GNS 375: God and Money counts as a cognate course toward the German major. Taught in English.
GNS 432 - Fourth Semester Kazakh
MTWR 11:00 am – 11:50 am Instructor: Gulnara Glowacki
Course Description: The Fourth Semester Kazakh course (GNS 432) will review, strengthen, and upgrade the knowledge acquired during the Third semester of language study in Kazakh. The prerequisite for this course is Third Semester Kazakh.
While enhancing their familiarity with grammatical structures, students will also develop a broader vocabulary, more idiomatic patterns of speech, and greater fluency in oral expression. All linguistic skills (listening, speaking, reading, writing) will be practiced, but the main emphasis will be on competence in communicating in Kazakh in broader contexts and more situations, as well as on a closer knowledge of Kazakhstan’s life and culture.
GNS 440 - Fourth Semester Turkish
Course Description: Fourth Semester Turkish is designed for students who have studied three semesters of Turkish or its equivalent. This course is designed to help students develop intermediate competence in spoken and written Turkish. Emphasis is on listening comprehension, reading, speaking, writing, and cultural and historical knowledge in line with ACTFL proficiency guidelines for Turkish and the World-Readiness Standards. Knowledge of the grammatical structures taught in the first three semesters is assumed while we review them and introduce advanced grammar preferably in the context. You can expect to engage in group and pair work and to take part actively in class. Your ability to communicate in Turkish will increase as you apply yourself in class and even outside of the classroom. Turkish will be the primary language of the class although there could be instances where the instructor resorts to English for clarification. Any questions and concerns that require the use of English may be addressed after class time or during the instructor’s office hours.
GNS 471 - Intercultural Introduction to Kazakhstan
W 9:55 am – 10:45 am Instructor: Assel Almuratova
Course Description: This is a 1-credit introductory survey on Kazakhstani culture and society. The seminar incorporates original sources in Russian, feature films and documentaries, academic articles and the articles from the Internet. It is designed to provide a general overview of the geography, history, culture, politics, society, economy, and culture of everyday life in Kazakhstan.
GNS 540 - Sixth Semester Turkish and Azeri
MW 2:30 pm – 3:45 pm Instructor: Nâlân Erbil Erkan

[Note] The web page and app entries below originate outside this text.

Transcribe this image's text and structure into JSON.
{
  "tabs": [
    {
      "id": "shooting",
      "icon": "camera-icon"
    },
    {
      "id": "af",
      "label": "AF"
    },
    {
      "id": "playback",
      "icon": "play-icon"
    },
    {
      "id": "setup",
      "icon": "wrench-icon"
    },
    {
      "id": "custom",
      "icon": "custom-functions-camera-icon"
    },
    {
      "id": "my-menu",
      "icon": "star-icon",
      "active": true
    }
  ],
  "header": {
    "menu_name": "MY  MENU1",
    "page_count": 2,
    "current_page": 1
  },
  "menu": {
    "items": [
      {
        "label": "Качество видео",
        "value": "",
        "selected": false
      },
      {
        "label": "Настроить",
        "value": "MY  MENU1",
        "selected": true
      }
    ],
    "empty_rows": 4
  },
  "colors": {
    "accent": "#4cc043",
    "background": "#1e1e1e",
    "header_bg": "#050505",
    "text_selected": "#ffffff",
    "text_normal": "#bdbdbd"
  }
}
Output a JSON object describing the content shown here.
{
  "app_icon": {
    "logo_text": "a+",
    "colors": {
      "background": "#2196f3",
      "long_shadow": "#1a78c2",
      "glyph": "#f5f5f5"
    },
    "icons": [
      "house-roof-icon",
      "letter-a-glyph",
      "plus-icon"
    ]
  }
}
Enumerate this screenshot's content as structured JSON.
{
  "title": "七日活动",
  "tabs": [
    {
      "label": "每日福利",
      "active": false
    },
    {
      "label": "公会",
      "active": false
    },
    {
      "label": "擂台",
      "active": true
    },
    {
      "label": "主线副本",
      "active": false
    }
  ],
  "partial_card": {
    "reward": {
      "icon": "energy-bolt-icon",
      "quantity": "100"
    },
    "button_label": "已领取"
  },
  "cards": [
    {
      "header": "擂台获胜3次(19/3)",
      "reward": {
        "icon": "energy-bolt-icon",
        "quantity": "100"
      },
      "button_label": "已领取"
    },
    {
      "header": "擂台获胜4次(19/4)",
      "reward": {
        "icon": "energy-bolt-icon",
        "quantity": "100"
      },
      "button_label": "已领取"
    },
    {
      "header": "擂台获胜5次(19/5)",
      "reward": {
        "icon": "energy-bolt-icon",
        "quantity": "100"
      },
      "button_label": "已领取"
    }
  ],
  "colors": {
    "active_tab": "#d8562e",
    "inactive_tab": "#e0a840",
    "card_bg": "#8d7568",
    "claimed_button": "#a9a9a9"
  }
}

Course Description: Sixth Semester Turkish and Azeri is designed for students who have studied fifth semesters of Turkish or its equivalent. This course will focus equally on reading, writing, listening and speaking skills with the goal to enhance multiliteracy in Turkish and intermediate skills in Azeri. This course will follow ACTFL proficiency guidelines for Turkish and the World-Readiness Standards. Materials will include various authentic texts produced for the Turkish speaking audience such as newspaper articles, novels, short stories, poems, songs, and films. Perspectives of Turkish speaking cultures will be analyzed in comparison with those of students.